Two organizations are seeking state Supreme Court intervention to prohibit the certification of the beef checkoff referendum.
Last week, members of the Organization for Competitive Markets and R-CALF USA joined to file with the Oklahoma Supreme Court, requesting the court enter declaratory judgement and prohibit the Oklahoma Department of Agriculture, Food and Forestry from certifying the Oklahoma beef checkoff program referendum.
“The legal application is in response to the Oklahoma Cattlemen’s Association’s attempt to create a new Oklahoma state beef checkoff program through a referendum which began on Oct. 2, 2017,” according to a joint press release from OCM and R-CALF USA.

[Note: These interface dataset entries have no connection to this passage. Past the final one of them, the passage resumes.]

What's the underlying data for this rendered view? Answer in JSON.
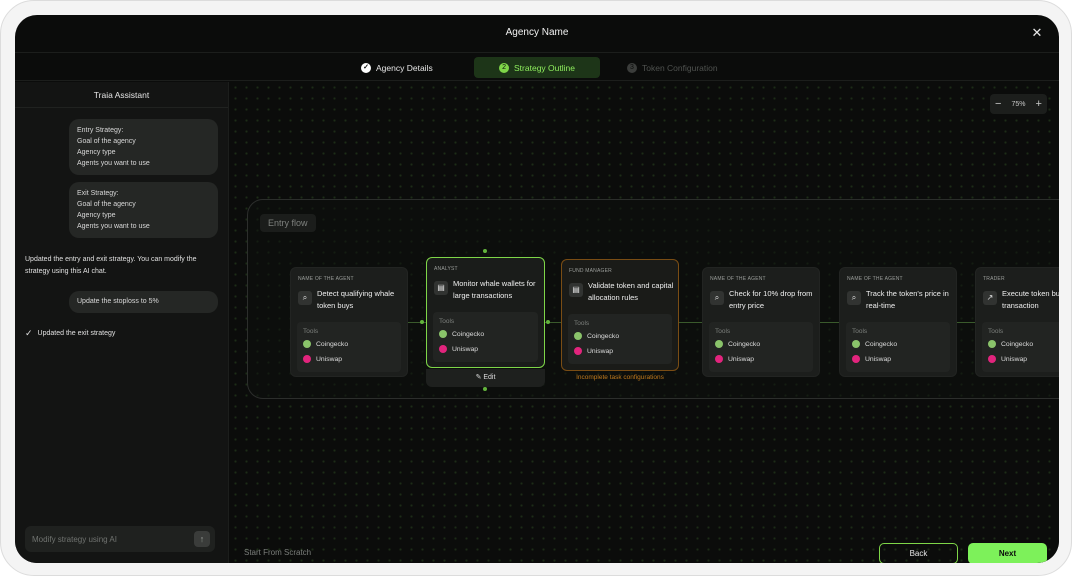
{
  "window": {
    "title": "Agency Name",
    "close_icon": "close-icon"
  },
  "steps": [
    {
      "label": "Agency Details",
      "marker": "✓",
      "state": "completed"
    },
    {
      "label": "Strategy Outline",
      "marker": "2",
      "state": "active"
    },
    {
      "label": "Token Configuration",
      "marker": "3",
      "state": "upcoming"
    }
  ],
  "sidebar": {
    "title": "Traia Assistant",
    "messages": [
      {
        "lines": [
          "Entry Strategy:",
          "Goal of the agency",
          "Agency type",
          "Agents you want to use"
        ]
      },
      {
        "lines": [
          "Exit Strategy:",
          "Goal of the agency",
          "Agency type",
          "Agents you want to use"
        ]
      }
    ],
    "assistant_reply": "Updated the entry and exit strategy. You can modify the strategy using this AI chat.",
    "user_message": "Update the stoploss to 5%",
    "status_line": "Updated the exit strategy",
    "input_placeholder": "Modify strategy using AI"
  },
  "canvas": {
    "zoom_level": "75%",
    "flow_label": "Entry flow",
    "tools_label": "Tools",
    "edit_label": "Edit",
    "warning": "Incomplete task configurations",
    "agents": [
      {
        "role": "NAME OF THE AGENT",
        "task": "Detect qualifying whale token buys",
        "icon": "search-icon",
        "tools": [
          "Coingecko",
          "Uniswap"
        ],
        "state": "normal"
      },
      {
        "role": "ANALYST",
        "task": "Monitor whale wallets for large transactions",
        "icon": "document-icon",
        "tools": [
          "Coingecko",
          "Uniswap"
        ],
        "state": "selected"
      },
      {
        "role": "FUND MANAGER",
        "task": "Validate token and capital allocation rules",
        "icon": "document-icon",
        "tools": [
          "Coingecko",
          "Uniswap"
        ],
        "state": "warning"
      },
      {
        "role": "NAME OF THE AGENT",
        "task": "Check for 10% drop from entry price",
        "icon": "search-icon",
        "tools": [
          "Coingecko",
          "Uniswap"
        ],
        "state": "normal"
      },
      {
        "role": "NAME OF THE AGENT",
        "task": "Track the token's price in real-time",
        "icon": "search-icon",
        "tools": [
          "Coingecko",
          "Uniswap"
        ],
        "state": "normal"
      },
      {
        "role": "TRADER",
        "task": "Execute token buy transaction",
        "icon": "chart-icon",
        "tools": [
          "Coingecko",
          "Uniswap"
        ],
        "state": "normal"
      }
    ]
  },
  "footer": {
    "scratch_label": "Start From Scratch",
    "back_label": "Back",
    "next_label": "Next"
  },
  "colors": {
    "accent": "#7ed648",
    "warning": "#c07a1d",
    "coingecko": "#8ac36a",
    "uniswap": "#e2247d"
  }
}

If passed, the referendum would require all state cattle producers to pay the Oklahoma Beef Council another $1 for each head of cattle sold, according the release. In the current federally mandated beef checkoff program, producers already pay $1.
The state referendum then would effectively double state cattle producers’ beef checkoff fees by requiring an extra $3.2 million a year.

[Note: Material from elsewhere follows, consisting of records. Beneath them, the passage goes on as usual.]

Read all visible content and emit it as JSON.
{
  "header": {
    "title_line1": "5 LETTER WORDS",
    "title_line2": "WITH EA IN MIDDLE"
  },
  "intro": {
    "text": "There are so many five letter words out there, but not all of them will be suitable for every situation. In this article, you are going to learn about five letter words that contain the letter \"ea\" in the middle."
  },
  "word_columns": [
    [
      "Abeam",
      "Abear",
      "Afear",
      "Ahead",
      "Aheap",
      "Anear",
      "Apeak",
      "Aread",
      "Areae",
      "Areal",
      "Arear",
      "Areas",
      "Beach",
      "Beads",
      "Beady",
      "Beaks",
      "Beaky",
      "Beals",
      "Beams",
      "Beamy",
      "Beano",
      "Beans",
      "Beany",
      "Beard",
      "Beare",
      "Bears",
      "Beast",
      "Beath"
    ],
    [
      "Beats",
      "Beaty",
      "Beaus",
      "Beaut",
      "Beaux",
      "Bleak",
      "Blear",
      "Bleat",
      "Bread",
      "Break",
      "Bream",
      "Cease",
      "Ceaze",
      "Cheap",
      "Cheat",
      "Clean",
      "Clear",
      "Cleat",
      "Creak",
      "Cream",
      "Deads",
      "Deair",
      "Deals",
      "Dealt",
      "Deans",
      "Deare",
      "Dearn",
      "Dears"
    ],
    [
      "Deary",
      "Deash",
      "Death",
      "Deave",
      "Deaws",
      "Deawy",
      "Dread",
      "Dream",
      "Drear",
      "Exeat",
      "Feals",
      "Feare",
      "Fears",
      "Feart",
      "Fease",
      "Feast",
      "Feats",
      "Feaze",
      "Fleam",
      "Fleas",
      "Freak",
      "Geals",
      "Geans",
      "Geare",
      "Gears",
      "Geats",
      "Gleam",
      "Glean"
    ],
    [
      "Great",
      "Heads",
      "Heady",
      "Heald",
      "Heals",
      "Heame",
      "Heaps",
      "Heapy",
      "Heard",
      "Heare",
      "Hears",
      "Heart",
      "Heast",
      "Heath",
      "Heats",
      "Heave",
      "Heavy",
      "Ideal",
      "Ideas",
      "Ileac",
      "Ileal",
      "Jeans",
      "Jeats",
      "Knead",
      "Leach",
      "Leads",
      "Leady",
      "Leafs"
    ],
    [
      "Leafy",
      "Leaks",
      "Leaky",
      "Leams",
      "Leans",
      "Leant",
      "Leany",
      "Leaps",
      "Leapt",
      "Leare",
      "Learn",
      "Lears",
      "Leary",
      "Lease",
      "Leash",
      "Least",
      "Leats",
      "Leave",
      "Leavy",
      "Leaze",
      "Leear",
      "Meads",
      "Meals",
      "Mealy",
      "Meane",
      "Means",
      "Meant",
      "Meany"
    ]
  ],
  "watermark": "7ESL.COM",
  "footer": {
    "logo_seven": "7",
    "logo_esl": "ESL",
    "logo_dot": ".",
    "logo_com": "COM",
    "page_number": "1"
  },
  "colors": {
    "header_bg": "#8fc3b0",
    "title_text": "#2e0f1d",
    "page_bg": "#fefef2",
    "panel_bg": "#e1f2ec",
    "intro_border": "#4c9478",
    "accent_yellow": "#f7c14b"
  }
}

Documents filed with the state Supreme Court outline numerous constitutional and legal irregularities for both the petition signature gathering and election processes, according to the release, saying it creates an “unfair and unjust election.”
“The Oklahoma Cattlemen’s Association based the number of required petition signatures on the number of Oklahoma farms and ranches that have cattle and not on the number of cattle producers in Oklahoma, resulting in thousands too few signatures being submitted to allow for a referendum vote to occur at all,” said Bryan and Linda Best from L Bar B Farms, LLC., operating an 800 head cow-calf ranch in Central Oklahoma.

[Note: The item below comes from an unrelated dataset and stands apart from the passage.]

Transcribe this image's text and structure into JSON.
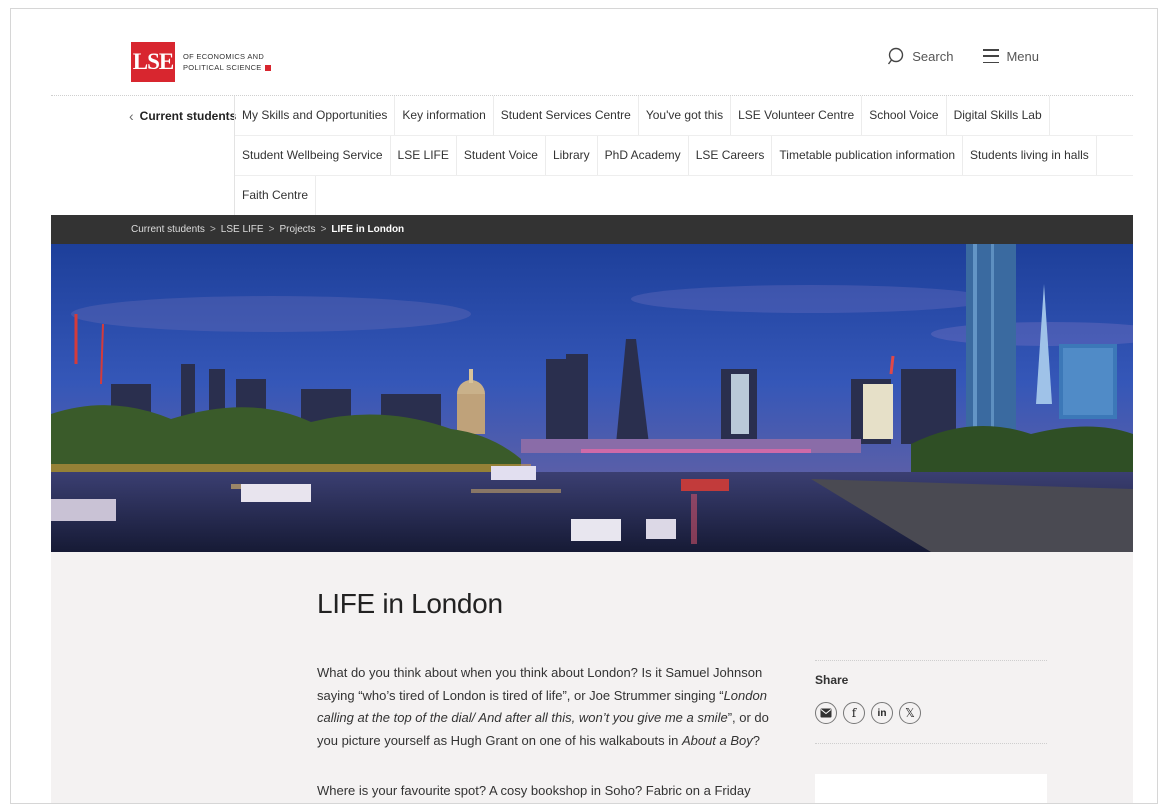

They said many of the petition signatures are from Texas and other states and include names without any signatures and children too young to sign their own names, and claimed that signers weren’t required to provide cattle sales proof.
Duncan cattle producer John Johnson said the petition signature drive lasted 20 months, nearly seven times as long as signature-gatherers are given for signature drives. He said every other signature drive only gets 90 days.
“This referendum is unconstitutional. Here in Oklahoma, we protect our rights as taxpayers by requiring three quarters of our Legislature to approve revenue increases. That did not happen in this case,” Johnson said in the press release.
The in-person voting on the referendum is slated for Wednesday, with voting to be cast at any Oklahoma extension office. Cattle producers were also able to request a ballot in the mail earlier this month, and to send them out postmarked by Oct. 27.